----- Data excerpts
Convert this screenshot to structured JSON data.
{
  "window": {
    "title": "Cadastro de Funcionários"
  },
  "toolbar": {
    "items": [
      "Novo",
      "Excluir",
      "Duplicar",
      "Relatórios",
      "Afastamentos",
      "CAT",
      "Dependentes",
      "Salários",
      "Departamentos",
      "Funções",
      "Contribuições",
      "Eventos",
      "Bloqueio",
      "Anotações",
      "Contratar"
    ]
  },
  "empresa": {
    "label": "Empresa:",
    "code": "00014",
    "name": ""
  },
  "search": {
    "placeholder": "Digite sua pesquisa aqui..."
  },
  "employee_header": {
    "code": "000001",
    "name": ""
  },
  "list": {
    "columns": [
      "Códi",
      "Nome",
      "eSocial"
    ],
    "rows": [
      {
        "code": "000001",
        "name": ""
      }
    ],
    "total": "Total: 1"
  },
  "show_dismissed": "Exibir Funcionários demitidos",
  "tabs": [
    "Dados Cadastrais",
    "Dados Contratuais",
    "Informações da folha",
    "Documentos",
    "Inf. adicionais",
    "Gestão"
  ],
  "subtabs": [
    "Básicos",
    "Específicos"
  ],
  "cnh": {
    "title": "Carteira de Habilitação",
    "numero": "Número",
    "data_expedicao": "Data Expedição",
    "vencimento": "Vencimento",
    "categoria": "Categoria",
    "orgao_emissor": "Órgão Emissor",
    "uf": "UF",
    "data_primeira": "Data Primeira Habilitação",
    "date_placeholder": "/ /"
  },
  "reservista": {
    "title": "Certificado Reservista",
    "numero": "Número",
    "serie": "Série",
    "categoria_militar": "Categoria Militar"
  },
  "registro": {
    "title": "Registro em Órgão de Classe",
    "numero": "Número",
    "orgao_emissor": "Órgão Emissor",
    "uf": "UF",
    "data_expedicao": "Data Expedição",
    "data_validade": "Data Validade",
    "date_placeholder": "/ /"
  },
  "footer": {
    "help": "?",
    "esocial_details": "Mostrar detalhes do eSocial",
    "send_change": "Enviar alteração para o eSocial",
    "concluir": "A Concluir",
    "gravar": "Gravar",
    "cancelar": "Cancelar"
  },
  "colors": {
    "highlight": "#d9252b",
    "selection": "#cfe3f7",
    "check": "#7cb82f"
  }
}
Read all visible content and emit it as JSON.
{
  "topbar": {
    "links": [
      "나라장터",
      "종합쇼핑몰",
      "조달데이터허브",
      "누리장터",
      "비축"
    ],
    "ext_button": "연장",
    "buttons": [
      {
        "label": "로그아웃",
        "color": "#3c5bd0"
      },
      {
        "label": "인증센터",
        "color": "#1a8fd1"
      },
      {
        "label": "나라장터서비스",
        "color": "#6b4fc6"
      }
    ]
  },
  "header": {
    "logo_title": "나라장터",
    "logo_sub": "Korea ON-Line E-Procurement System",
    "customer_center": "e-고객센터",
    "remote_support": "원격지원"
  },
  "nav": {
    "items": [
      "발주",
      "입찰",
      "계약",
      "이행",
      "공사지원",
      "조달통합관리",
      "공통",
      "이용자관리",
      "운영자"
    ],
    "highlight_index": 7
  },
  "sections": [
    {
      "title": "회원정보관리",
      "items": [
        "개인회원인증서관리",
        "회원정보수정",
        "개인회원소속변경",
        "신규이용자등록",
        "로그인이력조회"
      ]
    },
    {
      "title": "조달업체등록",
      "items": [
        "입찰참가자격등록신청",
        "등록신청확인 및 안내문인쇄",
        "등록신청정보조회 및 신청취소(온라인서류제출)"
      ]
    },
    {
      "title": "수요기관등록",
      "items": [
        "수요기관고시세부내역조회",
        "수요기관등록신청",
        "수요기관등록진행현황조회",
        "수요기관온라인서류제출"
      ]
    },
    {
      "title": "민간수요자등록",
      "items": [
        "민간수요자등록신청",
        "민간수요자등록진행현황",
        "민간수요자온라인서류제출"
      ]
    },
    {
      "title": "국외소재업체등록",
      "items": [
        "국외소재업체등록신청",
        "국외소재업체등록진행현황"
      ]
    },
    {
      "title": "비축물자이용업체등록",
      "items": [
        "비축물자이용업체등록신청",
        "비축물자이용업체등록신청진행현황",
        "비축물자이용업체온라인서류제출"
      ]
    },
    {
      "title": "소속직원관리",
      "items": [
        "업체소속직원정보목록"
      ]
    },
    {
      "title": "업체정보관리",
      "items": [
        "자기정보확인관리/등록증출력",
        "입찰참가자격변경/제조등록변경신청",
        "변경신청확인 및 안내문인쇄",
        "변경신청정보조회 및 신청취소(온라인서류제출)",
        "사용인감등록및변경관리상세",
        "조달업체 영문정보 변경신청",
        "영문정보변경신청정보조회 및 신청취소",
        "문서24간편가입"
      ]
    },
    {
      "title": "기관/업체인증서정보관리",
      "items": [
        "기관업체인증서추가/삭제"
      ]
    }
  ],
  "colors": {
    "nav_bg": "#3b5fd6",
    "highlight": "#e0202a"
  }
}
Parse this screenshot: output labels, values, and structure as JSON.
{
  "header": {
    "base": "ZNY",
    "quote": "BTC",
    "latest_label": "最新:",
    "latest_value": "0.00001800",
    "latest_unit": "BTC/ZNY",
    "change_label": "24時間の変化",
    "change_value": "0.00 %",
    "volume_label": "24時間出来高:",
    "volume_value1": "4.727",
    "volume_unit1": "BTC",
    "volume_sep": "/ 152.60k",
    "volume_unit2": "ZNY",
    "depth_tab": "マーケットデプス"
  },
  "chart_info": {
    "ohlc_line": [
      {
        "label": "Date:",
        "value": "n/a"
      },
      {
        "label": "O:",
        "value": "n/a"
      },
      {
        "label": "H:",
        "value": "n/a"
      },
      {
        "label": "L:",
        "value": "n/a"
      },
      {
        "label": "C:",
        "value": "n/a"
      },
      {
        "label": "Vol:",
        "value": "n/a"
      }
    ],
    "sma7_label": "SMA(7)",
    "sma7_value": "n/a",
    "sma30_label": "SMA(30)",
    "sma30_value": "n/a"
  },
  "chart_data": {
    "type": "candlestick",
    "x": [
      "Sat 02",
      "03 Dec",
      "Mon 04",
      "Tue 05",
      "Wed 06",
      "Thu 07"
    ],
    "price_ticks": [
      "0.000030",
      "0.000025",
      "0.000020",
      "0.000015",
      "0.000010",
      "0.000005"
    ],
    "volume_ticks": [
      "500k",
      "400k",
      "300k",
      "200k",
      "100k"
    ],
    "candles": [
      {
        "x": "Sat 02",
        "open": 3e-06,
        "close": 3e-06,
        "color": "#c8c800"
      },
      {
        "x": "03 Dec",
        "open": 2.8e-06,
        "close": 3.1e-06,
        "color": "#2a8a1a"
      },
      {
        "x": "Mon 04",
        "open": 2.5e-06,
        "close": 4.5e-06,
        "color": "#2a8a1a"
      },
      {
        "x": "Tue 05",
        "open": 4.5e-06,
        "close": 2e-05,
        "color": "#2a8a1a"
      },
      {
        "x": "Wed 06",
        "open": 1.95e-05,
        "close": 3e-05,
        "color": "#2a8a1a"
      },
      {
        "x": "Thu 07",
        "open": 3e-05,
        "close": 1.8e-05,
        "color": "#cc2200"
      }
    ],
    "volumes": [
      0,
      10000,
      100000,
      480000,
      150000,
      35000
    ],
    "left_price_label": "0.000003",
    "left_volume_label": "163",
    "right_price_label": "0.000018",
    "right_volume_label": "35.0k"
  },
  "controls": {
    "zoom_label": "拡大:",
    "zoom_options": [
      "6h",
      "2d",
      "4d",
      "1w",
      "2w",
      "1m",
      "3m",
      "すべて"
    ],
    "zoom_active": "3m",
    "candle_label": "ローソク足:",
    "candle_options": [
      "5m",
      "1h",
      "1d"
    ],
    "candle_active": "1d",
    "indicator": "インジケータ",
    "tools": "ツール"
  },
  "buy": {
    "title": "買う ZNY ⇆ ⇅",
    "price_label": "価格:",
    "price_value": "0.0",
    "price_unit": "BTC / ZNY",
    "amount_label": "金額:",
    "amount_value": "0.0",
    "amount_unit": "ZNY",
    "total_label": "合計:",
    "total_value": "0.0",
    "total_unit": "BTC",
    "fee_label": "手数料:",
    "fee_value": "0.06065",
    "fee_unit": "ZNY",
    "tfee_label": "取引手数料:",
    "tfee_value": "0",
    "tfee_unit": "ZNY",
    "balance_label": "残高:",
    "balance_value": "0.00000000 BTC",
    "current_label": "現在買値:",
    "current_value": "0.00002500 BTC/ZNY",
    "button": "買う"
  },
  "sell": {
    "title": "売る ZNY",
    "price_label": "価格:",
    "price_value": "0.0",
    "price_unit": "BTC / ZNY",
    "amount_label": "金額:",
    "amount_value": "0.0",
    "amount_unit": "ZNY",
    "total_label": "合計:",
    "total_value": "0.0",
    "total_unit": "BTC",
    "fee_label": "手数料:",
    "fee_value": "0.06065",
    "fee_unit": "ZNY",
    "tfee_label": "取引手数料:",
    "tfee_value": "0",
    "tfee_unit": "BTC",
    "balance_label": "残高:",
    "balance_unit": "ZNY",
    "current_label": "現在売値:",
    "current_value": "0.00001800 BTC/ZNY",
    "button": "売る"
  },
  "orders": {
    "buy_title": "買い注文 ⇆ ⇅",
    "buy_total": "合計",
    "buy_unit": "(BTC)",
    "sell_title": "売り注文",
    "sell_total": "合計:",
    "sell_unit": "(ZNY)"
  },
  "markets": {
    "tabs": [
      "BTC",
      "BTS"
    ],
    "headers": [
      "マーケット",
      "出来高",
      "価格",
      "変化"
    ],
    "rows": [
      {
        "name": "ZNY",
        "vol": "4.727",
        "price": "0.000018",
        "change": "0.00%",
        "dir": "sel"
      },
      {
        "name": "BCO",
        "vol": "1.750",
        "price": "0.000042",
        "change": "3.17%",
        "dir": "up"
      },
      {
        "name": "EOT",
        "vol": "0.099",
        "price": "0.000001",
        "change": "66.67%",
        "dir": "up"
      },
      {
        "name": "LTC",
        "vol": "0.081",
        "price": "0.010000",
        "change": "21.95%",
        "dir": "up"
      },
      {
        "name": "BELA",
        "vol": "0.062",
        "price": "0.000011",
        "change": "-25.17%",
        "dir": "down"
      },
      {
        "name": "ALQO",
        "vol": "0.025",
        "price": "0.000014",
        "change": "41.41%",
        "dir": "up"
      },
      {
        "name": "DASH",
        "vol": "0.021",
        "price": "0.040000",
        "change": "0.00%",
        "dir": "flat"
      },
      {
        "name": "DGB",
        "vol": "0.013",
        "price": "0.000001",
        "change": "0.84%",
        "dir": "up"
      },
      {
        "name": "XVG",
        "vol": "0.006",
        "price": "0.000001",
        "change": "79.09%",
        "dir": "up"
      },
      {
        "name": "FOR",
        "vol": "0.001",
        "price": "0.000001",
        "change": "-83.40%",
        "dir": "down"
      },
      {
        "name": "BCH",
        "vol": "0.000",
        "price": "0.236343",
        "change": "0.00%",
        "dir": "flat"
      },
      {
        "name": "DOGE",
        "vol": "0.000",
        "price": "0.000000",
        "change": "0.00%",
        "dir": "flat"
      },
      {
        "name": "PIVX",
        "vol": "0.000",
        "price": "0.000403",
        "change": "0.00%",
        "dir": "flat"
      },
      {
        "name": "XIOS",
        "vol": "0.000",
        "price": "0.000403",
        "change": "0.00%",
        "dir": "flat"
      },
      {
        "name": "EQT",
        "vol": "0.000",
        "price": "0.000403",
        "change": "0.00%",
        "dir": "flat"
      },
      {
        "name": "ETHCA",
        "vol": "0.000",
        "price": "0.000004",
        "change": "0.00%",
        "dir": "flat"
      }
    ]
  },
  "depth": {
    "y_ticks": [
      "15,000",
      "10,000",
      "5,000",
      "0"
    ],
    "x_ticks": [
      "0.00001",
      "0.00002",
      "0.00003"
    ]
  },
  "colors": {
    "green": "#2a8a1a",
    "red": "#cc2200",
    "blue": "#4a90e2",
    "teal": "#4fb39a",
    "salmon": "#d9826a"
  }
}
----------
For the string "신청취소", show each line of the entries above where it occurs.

        "등록신청정보조회 및 신청취소(온라인서류제출)"
        "변경신청정보조회 및 신청취소(온라인서류제출)",
        "영문정보변경신청정보조회 및 신청취소",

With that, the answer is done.